Every line with "山大王毛毛力" in it must be copied from the data.

====

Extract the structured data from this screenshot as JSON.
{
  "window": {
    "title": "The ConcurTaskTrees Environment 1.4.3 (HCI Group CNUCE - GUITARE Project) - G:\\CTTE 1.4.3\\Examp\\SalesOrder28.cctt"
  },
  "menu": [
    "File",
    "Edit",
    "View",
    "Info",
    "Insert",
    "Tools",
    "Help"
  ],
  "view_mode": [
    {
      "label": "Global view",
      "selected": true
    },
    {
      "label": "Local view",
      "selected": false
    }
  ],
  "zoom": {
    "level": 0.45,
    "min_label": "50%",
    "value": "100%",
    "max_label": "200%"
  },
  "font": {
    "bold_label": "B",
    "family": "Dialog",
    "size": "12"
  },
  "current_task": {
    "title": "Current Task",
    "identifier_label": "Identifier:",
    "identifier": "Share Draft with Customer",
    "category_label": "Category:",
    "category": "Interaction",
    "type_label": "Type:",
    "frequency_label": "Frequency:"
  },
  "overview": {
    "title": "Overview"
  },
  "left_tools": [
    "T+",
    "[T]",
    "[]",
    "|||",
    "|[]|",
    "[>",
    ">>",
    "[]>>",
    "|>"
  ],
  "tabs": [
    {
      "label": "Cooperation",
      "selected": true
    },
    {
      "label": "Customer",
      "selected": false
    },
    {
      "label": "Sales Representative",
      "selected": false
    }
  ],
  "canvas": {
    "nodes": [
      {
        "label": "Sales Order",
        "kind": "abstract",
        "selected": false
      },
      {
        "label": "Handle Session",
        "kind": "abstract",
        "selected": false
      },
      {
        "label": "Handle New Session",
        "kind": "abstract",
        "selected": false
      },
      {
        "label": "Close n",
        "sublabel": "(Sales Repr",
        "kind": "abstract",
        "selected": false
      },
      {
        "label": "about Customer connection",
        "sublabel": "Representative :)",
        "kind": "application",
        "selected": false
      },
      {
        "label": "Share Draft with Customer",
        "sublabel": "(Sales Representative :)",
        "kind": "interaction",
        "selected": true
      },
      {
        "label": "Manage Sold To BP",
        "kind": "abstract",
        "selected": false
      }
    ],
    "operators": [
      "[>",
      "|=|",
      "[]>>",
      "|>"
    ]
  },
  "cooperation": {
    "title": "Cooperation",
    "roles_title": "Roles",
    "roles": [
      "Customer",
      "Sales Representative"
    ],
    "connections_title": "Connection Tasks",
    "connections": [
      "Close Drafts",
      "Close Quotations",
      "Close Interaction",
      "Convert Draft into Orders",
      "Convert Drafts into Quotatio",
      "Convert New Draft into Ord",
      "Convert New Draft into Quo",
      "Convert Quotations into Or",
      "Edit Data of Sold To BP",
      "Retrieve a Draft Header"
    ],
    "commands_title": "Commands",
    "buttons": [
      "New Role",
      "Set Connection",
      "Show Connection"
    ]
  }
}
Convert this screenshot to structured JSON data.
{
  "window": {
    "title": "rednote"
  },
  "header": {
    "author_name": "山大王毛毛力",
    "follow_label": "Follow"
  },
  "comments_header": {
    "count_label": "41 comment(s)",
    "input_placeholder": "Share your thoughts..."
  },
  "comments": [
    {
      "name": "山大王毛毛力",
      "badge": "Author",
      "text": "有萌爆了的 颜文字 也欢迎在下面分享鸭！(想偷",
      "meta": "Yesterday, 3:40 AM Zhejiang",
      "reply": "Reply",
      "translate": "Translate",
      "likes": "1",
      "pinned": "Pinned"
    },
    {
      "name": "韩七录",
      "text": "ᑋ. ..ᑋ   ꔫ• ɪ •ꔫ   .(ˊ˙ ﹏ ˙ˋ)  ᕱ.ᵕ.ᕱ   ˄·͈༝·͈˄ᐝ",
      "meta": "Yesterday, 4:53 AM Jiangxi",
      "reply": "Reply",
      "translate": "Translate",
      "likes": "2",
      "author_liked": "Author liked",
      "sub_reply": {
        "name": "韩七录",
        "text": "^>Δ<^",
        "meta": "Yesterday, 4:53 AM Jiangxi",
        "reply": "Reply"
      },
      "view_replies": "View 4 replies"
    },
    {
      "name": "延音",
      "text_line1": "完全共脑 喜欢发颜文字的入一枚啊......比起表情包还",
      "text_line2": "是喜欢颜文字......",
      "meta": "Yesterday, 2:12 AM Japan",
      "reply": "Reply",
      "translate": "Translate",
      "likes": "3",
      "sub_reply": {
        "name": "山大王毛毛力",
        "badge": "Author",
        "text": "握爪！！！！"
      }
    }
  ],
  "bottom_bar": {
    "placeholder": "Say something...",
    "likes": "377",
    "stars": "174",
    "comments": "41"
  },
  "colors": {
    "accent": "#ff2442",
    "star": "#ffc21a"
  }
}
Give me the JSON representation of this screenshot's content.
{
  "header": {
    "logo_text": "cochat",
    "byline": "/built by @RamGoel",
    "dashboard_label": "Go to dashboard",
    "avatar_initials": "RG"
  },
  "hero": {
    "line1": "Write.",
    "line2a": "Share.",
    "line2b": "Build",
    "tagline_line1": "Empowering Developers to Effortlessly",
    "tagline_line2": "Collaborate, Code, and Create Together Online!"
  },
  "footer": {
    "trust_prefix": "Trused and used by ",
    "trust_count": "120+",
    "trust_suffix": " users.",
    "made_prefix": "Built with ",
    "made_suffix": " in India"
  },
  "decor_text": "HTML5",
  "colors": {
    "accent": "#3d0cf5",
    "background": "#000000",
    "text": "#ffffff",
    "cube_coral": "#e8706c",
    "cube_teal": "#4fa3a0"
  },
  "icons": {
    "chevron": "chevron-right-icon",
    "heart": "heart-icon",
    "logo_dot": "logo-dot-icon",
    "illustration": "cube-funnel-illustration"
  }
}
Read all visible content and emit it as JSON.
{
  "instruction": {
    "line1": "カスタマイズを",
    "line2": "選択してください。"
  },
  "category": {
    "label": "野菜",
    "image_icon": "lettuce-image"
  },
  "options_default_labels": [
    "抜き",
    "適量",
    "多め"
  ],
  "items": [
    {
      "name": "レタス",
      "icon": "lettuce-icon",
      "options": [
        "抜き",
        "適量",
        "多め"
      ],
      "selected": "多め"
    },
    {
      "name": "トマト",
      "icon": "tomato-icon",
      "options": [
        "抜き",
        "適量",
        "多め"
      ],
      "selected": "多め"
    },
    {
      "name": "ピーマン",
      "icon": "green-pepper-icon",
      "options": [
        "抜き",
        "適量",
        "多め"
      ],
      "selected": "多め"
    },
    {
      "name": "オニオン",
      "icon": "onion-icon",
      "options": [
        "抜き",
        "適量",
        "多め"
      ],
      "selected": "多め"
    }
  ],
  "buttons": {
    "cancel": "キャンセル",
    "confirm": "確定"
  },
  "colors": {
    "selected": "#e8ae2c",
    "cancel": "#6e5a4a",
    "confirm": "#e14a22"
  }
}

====

### Solution below
    "author_name": "山大王毛毛力",
      "name": "山大王毛毛力",
        "name": "山大王毛毛力",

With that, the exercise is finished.